▶ _Description of the task_:
Each line from the one holding "Transcribe this image's" to the end of the data below must be output verbatim, with no other lines.

▶ _Supplied material_:
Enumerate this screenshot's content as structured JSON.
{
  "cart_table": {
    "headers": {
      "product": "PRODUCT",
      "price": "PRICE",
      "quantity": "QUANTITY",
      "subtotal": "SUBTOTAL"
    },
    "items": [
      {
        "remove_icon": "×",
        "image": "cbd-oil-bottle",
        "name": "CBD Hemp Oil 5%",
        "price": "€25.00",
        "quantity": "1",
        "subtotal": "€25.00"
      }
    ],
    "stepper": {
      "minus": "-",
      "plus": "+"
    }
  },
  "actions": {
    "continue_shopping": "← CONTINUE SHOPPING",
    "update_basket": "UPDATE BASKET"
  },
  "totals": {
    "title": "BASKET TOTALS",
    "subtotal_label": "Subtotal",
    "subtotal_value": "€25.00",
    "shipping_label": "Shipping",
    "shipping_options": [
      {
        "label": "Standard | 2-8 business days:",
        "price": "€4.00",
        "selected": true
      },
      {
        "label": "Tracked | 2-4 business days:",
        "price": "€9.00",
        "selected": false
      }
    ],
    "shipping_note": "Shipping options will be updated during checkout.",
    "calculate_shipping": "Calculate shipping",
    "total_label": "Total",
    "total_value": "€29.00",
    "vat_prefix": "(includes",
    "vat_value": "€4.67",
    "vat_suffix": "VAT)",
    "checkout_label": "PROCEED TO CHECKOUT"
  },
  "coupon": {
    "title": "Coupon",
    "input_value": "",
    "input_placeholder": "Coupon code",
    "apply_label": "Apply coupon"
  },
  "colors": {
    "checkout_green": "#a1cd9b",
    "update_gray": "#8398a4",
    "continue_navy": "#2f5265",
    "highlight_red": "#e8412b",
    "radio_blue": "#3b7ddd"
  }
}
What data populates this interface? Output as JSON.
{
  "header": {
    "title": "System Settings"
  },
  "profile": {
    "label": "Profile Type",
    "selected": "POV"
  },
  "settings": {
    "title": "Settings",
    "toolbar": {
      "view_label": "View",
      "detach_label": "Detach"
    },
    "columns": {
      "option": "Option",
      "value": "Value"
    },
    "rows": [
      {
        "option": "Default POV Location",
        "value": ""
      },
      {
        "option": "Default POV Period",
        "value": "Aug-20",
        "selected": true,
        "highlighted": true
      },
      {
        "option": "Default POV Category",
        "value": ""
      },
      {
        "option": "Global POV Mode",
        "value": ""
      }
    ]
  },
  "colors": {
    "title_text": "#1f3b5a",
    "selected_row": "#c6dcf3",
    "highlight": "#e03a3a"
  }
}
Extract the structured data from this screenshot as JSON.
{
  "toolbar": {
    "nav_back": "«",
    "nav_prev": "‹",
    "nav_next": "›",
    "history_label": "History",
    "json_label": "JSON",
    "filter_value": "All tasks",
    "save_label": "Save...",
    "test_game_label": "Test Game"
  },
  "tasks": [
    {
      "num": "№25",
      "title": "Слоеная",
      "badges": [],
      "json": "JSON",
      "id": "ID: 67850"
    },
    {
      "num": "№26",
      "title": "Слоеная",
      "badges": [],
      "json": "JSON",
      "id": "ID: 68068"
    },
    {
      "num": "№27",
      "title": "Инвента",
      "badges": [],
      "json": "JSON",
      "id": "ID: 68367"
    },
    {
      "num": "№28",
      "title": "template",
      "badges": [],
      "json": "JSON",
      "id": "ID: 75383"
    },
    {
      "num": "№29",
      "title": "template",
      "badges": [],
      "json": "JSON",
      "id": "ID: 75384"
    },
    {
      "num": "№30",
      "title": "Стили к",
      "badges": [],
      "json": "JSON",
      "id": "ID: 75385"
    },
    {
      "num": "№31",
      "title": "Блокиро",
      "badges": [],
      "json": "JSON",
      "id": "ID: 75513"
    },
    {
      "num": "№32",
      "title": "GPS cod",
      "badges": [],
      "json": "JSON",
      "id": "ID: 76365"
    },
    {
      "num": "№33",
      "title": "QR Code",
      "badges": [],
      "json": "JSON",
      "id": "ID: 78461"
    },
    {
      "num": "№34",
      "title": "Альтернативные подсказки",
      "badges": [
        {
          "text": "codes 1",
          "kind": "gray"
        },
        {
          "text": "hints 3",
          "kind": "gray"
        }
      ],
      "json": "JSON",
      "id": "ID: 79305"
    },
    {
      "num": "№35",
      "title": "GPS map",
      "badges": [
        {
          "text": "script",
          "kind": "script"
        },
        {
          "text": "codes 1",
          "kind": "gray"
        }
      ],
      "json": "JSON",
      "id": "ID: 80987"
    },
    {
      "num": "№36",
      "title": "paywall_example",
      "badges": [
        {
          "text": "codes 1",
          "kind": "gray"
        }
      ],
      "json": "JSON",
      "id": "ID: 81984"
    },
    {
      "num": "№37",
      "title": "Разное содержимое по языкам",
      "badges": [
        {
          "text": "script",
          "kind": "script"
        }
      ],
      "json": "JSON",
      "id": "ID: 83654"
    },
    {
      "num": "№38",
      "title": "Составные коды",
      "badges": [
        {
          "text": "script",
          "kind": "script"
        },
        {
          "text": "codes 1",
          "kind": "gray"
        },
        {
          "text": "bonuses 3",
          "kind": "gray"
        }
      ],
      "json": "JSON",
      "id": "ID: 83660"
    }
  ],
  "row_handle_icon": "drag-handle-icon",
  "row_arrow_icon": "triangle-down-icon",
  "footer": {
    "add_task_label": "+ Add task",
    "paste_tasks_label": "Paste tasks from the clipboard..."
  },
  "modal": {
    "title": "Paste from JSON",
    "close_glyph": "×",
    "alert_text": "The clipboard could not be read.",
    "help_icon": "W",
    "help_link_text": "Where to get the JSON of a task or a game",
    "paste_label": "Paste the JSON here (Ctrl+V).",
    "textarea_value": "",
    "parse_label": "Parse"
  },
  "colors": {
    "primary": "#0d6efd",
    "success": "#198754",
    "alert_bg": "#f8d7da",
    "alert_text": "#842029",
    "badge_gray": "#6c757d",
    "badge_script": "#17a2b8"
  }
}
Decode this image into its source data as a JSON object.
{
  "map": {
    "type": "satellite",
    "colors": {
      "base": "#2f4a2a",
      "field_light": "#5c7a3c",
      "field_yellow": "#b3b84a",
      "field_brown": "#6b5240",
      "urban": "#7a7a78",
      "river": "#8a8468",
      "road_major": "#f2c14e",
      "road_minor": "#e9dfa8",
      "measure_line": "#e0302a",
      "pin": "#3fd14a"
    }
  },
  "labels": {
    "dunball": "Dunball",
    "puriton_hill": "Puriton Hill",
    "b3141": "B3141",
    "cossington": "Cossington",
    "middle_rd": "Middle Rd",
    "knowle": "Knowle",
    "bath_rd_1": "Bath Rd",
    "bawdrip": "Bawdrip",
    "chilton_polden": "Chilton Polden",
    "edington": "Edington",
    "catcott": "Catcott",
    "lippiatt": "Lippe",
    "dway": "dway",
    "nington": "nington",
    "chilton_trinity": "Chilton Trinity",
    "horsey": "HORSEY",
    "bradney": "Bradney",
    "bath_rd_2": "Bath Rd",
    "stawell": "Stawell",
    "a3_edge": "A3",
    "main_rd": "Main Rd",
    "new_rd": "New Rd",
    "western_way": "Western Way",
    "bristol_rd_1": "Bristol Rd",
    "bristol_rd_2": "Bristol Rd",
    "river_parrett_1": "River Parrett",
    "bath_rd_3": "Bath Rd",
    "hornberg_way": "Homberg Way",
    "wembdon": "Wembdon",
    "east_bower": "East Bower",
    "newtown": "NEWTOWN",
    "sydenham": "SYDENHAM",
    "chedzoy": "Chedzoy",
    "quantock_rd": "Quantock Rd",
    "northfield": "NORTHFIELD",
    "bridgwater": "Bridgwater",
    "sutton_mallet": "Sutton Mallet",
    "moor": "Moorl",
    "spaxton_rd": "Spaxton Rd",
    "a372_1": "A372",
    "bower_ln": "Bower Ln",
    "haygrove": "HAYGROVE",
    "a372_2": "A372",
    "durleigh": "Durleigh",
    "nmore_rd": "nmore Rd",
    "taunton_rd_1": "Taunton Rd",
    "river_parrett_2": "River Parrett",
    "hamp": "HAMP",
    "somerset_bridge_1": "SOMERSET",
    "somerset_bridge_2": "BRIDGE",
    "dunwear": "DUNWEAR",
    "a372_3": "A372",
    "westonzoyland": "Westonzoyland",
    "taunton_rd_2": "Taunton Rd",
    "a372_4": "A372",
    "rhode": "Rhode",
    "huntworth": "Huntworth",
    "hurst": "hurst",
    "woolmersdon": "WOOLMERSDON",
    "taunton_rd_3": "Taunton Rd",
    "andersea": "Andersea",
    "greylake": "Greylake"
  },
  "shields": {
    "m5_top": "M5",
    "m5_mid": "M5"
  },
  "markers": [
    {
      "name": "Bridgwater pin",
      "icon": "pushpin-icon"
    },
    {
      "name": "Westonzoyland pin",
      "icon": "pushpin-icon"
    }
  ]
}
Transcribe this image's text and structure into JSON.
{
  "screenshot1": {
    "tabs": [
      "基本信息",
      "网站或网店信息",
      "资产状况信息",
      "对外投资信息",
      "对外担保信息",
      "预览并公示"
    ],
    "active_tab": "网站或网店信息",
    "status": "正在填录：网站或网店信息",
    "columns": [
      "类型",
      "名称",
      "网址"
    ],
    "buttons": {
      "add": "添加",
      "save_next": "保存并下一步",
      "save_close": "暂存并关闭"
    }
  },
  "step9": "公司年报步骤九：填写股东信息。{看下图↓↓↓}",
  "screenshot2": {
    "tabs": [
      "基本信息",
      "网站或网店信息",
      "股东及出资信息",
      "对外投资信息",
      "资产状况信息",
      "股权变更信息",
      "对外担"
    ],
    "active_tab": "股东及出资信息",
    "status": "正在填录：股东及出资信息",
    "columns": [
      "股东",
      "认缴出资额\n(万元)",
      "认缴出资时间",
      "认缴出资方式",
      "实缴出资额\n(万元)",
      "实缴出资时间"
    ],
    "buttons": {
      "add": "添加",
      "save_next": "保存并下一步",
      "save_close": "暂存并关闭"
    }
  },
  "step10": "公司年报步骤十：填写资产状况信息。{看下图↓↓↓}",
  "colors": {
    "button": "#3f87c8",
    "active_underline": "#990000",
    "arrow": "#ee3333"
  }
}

▶ _Response area_:
Transcribe this image's text and structure into JSON.
{
  "screenshot1": {
    "tabs": [
      "基本信息",
      "网站或网店信息",
      "资产状况信息",
      "对外投资信息",
      "对外担保信息",
      "预览并公示"
    ],
    "active_tab": "网站或网店信息",
    "status": "正在填录：网站或网店信息",
    "columns": [
      "类型",
      "名称",
      "网址"
    ],
    "buttons": {
      "add": "添加",
      "save_next": "保存并下一步",
      "save_close": "暂存并关闭"
    }
  },
  "step9": "公司年报步骤九：填写股东信息。{看下图↓↓↓}",
  "screenshot2": {
    "tabs": [
      "基本信息",
      "网站或网店信息",
      "股东及出资信息",
      "对外投资信息",
      "资产状况信息",
      "股权变更信息",
      "对外担"
    ],
    "active_tab": "股东及出资信息",
    "status": "正在填录：股东及出资信息",
    "columns": [
      "股东",
      "认缴出资额\n(万元)",
      "认缴出资时间",
      "认缴出资方式",
      "实缴出资额\n(万元)",
      "实缴出资时间"
    ],
    "buttons": {
      "add": "添加",
      "save_next": "保存并下一步",
      "save_close": "暂存并关闭"
    }
  },
  "step10": "公司年报步骤十：填写资产状况信息。{看下图↓↓↓}",
  "colors": {
    "button": "#3f87c8",
    "active_underline": "#990000",
    "arrow": "#ee3333"
  }
}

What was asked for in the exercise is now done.